## Exercise directions
What lines in this listing contain the string "duration"? Report each one by copying it.
***
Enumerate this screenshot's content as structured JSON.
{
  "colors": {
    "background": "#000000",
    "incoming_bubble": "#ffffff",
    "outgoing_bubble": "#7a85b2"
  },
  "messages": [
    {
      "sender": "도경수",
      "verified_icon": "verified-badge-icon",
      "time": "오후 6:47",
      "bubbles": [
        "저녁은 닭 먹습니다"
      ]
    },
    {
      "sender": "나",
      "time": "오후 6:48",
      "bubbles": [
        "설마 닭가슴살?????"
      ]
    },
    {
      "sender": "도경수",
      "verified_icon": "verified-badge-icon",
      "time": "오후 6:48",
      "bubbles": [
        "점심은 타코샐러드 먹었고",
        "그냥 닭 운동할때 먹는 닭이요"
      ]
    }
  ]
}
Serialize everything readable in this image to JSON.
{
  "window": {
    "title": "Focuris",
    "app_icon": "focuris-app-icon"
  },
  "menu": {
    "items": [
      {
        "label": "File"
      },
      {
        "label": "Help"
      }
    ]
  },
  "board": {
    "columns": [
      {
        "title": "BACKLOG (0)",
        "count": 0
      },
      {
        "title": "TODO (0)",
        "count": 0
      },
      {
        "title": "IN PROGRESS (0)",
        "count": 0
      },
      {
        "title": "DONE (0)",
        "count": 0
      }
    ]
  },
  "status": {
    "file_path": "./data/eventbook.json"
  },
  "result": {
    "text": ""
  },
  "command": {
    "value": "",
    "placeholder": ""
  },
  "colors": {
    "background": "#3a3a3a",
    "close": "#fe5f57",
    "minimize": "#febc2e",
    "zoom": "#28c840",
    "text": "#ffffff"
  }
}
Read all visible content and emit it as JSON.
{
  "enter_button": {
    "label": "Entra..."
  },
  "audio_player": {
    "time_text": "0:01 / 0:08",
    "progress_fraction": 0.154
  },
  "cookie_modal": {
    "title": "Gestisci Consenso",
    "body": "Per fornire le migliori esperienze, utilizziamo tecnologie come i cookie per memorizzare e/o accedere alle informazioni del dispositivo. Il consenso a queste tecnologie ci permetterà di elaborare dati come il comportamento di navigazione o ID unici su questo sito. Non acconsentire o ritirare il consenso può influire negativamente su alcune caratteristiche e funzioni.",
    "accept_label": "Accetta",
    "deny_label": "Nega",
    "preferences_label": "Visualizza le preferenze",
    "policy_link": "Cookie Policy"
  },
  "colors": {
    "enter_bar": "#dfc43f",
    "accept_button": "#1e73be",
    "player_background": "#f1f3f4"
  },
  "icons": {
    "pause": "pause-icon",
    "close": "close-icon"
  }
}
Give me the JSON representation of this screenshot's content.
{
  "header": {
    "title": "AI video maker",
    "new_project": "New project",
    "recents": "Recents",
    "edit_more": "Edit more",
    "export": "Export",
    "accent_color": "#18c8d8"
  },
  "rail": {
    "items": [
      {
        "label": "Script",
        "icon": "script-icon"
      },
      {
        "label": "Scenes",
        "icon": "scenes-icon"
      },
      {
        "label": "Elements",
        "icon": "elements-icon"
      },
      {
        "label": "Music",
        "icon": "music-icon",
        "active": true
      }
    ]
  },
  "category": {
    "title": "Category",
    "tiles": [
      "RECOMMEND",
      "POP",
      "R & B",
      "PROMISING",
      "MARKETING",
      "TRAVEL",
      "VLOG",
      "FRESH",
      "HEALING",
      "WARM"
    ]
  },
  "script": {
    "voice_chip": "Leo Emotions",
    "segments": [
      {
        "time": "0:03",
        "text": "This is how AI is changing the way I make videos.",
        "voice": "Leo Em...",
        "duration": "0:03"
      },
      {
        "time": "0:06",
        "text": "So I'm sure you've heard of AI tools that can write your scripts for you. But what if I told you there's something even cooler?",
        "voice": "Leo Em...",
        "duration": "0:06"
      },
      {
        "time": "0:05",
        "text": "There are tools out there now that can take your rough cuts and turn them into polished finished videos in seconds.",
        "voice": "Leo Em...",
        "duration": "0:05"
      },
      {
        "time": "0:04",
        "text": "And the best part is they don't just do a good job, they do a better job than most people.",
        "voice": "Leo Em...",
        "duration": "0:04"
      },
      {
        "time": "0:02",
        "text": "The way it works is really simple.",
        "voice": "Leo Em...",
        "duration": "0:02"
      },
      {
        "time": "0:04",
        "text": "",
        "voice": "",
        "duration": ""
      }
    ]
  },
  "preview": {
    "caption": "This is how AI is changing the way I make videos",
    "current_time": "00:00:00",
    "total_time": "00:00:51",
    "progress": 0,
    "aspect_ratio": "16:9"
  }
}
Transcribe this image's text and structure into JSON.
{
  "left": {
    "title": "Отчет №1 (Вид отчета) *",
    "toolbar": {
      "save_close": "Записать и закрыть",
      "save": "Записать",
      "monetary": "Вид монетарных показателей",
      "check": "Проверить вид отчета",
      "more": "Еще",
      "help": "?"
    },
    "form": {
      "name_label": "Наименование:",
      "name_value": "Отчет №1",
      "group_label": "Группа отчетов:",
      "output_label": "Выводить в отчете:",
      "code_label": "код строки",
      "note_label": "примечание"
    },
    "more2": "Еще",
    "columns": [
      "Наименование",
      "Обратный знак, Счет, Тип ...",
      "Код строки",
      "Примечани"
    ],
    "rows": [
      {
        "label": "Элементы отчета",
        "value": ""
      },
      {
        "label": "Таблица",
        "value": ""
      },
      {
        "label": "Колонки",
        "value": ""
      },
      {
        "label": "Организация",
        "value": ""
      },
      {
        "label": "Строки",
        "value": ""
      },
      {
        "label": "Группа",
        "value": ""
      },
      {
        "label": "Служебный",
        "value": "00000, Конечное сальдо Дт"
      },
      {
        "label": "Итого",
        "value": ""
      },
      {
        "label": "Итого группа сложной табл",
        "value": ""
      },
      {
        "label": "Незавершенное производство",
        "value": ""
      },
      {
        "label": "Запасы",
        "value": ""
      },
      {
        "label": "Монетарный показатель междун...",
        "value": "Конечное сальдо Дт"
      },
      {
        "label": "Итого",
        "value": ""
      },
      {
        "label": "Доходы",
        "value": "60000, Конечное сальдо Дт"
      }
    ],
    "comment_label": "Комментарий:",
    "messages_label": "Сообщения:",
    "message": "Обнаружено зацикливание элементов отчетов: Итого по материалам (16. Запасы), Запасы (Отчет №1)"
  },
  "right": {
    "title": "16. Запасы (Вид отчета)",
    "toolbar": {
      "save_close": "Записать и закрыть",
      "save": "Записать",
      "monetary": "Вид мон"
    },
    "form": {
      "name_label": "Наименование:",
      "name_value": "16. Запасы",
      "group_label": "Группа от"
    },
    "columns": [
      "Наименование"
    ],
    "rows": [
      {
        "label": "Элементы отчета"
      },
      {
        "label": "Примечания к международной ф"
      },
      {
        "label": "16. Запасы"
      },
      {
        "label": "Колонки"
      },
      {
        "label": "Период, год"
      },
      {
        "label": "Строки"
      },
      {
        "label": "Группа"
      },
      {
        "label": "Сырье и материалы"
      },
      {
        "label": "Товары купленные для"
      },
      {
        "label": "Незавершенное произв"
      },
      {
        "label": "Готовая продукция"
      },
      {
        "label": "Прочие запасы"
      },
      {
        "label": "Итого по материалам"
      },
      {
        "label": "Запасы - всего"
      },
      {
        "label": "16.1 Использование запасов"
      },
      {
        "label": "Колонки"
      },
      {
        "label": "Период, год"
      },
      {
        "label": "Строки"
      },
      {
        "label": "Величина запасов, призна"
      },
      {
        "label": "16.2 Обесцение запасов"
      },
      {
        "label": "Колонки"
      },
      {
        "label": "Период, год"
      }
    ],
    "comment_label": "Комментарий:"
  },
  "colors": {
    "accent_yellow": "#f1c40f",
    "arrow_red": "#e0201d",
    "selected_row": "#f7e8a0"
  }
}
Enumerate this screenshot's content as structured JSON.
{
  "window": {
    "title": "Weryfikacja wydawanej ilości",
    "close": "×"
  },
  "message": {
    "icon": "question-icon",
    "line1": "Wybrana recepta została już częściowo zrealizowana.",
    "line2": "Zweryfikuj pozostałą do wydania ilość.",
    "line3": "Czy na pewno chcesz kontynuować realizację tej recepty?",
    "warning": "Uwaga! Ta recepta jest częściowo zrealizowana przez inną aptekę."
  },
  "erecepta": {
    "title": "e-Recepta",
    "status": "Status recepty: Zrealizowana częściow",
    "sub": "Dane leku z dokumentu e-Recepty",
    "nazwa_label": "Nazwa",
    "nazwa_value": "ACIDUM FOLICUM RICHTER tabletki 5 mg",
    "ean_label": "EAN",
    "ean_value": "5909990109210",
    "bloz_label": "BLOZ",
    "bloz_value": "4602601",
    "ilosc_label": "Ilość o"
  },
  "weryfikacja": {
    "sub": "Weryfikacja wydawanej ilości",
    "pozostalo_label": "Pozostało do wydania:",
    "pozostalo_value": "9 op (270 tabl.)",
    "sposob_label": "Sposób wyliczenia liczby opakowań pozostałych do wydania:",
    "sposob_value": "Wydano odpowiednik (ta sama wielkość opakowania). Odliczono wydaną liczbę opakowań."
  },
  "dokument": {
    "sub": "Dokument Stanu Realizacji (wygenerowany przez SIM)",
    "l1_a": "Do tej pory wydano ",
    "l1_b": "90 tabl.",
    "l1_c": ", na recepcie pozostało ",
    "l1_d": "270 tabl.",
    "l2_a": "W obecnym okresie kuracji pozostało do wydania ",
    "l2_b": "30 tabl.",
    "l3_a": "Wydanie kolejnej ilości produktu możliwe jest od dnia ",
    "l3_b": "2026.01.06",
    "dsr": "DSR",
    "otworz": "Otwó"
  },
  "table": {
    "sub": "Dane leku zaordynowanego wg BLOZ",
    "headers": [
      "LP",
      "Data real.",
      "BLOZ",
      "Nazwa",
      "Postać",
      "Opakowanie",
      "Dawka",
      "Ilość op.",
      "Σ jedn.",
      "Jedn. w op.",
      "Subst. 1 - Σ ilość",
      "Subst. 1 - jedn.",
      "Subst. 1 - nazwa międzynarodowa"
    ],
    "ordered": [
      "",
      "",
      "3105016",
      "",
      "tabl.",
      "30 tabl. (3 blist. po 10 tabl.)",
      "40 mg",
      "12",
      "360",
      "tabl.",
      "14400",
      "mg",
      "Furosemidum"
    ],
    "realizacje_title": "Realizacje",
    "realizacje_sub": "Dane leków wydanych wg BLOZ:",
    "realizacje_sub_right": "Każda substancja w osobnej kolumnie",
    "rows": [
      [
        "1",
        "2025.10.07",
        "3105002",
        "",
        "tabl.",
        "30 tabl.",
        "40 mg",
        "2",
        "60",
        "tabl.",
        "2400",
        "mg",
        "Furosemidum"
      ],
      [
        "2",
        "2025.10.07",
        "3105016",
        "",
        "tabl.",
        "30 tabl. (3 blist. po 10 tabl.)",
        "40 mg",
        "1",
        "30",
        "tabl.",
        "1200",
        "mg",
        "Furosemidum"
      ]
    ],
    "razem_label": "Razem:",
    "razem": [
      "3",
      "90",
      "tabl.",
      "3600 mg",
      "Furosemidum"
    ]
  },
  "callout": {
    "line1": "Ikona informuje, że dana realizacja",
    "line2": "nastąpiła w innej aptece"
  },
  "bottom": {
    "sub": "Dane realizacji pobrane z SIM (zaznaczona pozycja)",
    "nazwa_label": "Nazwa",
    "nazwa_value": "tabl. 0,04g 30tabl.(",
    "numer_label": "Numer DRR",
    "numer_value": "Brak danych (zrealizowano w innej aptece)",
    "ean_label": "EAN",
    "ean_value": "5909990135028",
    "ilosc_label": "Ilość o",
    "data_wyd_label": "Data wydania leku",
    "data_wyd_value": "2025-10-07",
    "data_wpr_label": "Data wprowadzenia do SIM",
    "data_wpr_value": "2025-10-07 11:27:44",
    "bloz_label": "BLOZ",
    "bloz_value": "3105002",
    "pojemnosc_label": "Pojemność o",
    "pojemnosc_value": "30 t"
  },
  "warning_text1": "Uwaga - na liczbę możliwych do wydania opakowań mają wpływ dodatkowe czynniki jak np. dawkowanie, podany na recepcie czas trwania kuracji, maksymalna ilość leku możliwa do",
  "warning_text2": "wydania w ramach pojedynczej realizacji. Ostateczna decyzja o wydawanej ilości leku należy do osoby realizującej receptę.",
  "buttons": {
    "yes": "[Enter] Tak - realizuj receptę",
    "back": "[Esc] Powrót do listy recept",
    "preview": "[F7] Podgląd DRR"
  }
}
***
## Answer
        "duration": "0:03"
        "duration": "0:06"
        "duration": "0:05"
        "duration": "0:04"
        "duration": "0:02"
        "duration": ""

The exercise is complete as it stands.